But once you have the piece removed, spray everything down with WD-40 and wipe it down. Clean off any dirt or Eagles Canyon left in the belly pan. Check all the connections and wires, even the battery connectors and/or indicator wires.
If anything comes loose while you're checking, better now than later while you're on the track.
You should also consider your battery at this point. If you dont plan on starting your bike for a few months, why not pull the battery out and connect it to a tender while you clean.
This will be a great opportunity to check the connections and make sure the battery isnt leaking anything.
This battery is leaking something nasty.For the more advanced track riders, take a look at your oil filter and drain plug. Are they safety wired? If not, why not? If you do a lot of track riding it might be worth considering this mod to make sure you never become 'that guy'.

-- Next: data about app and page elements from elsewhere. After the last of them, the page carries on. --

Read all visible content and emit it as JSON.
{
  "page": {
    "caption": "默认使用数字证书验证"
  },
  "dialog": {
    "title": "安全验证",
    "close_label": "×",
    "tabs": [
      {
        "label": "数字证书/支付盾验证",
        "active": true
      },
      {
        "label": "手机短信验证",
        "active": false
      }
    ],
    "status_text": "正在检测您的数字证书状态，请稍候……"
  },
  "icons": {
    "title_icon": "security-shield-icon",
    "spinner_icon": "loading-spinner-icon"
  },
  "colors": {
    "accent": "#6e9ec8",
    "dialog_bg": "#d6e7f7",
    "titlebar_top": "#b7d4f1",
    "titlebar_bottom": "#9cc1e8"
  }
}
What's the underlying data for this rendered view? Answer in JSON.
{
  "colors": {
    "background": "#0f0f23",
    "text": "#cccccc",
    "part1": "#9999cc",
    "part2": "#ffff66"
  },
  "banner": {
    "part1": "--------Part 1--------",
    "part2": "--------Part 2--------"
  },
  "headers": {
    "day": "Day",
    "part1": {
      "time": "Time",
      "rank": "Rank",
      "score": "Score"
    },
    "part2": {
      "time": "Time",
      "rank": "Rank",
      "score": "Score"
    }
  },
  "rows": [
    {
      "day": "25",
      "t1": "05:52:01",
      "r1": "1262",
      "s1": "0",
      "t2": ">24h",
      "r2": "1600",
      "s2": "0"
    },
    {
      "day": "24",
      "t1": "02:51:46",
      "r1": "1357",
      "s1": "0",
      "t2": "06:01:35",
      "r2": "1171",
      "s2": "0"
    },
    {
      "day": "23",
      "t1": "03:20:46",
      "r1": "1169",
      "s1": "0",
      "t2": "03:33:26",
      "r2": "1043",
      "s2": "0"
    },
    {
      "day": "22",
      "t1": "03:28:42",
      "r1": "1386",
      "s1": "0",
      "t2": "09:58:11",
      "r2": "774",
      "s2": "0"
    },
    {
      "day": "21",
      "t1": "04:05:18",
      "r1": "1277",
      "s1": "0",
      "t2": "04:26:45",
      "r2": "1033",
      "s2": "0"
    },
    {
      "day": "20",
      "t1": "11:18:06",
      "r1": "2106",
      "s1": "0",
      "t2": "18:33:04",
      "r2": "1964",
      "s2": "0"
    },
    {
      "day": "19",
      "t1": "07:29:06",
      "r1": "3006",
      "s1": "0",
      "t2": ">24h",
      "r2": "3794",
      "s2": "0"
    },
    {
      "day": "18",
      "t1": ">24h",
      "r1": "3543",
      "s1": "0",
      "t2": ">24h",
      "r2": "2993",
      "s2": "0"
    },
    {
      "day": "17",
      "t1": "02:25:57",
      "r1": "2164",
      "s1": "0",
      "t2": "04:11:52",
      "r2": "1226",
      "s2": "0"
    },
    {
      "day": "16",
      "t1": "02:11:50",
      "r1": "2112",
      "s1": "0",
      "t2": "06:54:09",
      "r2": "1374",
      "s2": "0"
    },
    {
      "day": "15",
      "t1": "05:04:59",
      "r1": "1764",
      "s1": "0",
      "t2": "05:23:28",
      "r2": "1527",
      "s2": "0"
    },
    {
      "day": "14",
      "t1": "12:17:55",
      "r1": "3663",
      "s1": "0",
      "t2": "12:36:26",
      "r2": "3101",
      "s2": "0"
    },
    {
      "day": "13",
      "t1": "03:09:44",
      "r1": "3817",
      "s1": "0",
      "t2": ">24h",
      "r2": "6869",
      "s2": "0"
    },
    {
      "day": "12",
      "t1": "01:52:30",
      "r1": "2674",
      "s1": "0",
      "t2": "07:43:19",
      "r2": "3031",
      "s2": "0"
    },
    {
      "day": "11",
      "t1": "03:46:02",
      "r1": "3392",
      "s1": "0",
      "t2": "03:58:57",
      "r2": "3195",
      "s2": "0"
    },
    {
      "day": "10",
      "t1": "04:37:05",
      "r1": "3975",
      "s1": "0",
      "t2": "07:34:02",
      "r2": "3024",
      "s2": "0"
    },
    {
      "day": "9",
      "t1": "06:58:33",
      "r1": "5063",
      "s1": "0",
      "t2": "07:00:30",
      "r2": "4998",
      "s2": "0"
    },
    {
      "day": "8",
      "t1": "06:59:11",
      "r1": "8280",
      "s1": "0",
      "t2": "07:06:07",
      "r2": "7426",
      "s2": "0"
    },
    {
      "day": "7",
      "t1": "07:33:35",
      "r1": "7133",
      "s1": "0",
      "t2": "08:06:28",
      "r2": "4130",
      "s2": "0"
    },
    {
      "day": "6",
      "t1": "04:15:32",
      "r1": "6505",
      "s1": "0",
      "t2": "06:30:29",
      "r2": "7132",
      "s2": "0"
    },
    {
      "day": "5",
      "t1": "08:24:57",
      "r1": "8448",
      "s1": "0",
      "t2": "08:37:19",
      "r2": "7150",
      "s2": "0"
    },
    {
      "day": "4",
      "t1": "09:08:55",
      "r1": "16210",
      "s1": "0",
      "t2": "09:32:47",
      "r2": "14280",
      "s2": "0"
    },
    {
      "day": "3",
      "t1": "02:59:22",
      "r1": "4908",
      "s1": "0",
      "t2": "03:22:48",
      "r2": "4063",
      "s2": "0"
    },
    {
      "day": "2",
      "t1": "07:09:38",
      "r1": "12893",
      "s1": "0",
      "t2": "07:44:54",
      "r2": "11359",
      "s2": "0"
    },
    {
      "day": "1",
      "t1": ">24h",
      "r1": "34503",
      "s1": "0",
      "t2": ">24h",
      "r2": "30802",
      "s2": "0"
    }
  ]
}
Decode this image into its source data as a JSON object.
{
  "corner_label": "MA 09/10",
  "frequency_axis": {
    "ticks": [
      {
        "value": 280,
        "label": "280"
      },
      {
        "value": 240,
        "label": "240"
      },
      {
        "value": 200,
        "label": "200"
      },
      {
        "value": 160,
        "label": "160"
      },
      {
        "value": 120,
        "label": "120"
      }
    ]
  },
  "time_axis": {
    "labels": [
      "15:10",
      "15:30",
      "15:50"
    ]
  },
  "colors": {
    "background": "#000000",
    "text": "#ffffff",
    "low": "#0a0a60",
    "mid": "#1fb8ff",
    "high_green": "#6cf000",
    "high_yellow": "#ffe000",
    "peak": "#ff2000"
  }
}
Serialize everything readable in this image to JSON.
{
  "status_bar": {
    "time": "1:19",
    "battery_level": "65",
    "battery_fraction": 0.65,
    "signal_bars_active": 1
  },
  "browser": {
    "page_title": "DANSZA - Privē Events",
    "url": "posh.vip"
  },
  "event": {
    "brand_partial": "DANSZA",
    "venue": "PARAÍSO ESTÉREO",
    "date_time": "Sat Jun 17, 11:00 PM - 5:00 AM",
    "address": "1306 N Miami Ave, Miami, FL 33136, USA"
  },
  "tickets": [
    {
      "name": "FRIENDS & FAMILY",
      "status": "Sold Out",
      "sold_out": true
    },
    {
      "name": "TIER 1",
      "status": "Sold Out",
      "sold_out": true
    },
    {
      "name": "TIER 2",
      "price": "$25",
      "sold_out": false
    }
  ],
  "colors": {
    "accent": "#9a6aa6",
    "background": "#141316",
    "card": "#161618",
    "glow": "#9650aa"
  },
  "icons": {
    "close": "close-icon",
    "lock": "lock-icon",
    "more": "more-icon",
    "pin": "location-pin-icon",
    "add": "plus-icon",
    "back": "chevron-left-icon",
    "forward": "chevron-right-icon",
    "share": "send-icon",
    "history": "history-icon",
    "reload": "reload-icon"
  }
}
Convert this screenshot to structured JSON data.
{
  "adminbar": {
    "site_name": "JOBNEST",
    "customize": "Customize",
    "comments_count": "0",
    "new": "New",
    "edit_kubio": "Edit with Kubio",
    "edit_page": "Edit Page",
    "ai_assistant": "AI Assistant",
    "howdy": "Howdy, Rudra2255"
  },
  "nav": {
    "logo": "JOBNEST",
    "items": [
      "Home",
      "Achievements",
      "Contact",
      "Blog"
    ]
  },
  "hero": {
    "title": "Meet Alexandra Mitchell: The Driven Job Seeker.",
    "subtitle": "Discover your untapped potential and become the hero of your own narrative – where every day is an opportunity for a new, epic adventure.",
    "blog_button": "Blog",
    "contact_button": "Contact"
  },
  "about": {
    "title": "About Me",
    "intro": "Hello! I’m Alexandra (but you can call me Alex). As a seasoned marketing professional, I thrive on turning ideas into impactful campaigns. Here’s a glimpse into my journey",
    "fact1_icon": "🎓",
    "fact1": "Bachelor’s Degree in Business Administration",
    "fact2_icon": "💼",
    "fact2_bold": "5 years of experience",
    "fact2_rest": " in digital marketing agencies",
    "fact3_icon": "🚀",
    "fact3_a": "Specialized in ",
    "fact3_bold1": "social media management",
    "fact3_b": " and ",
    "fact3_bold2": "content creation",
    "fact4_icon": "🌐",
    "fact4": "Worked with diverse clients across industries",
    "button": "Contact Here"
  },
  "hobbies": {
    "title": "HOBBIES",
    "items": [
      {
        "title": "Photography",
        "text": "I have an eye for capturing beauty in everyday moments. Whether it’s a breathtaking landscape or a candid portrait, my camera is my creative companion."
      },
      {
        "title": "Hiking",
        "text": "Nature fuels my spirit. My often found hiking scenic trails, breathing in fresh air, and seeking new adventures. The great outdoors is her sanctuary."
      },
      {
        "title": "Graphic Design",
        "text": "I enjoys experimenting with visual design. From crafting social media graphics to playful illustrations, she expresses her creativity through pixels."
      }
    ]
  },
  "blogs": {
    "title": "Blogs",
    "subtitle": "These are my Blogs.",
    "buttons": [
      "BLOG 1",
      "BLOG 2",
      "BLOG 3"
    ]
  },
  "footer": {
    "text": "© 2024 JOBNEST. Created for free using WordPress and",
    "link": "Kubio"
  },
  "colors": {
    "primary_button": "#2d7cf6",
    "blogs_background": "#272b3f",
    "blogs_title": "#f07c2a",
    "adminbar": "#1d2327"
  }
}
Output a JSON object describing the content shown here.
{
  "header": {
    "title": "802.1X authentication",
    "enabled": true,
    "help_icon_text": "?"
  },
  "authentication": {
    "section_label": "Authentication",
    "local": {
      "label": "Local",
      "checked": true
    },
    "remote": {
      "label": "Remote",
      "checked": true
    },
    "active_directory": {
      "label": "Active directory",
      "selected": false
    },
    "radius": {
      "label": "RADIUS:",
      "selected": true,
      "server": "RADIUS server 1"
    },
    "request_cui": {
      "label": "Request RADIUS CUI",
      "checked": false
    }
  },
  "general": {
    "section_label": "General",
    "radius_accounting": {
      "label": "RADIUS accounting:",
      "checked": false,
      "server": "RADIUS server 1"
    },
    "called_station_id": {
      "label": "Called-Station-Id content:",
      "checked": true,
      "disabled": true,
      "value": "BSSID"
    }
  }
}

Do you use your bike for both track and street? If you only use it on the track, are there some expensive parts you dont need anymore? Do you really need to leave the headlights in place? Or the indicators and mirrors? Maybe someone who uses their bike on the street has some damaged mirrors/indicators and wouldnt mind buying yours?
Spend a few days, get to know what parts go where and give the machine a good cleaning.
Check the chain and sprockets, make sure the chain has enough slack - the tension changes when you sit on your bike, and changes again under acceleration. Its important to have at least an inch of free play when you push up and down on the chain.
The chain needs plenty of free play.
Check the fork seals, look for signs of moisture on the fork legs.
Check your fork seals for this oily residue
Check the oil level. Even better, go to a parts store and get a new filter and gallon of oil (for motorcycles of course).
The oil shouldnt be black
If you do follow this route and change your own oil, make sure you know the correct procedure. Keep everything clean, fill the filter with oil before you install it, and never put too much oil into the motor.
Be sure to smear oil on the gasket before installing - hand tight only.
If you do notice anything out of place, like a weepy fork seal, or weird shaped teeth on the sprockets, be sure to get it checked out. Like I said, better to find these problems in your garage than while in line at Tech Inspection.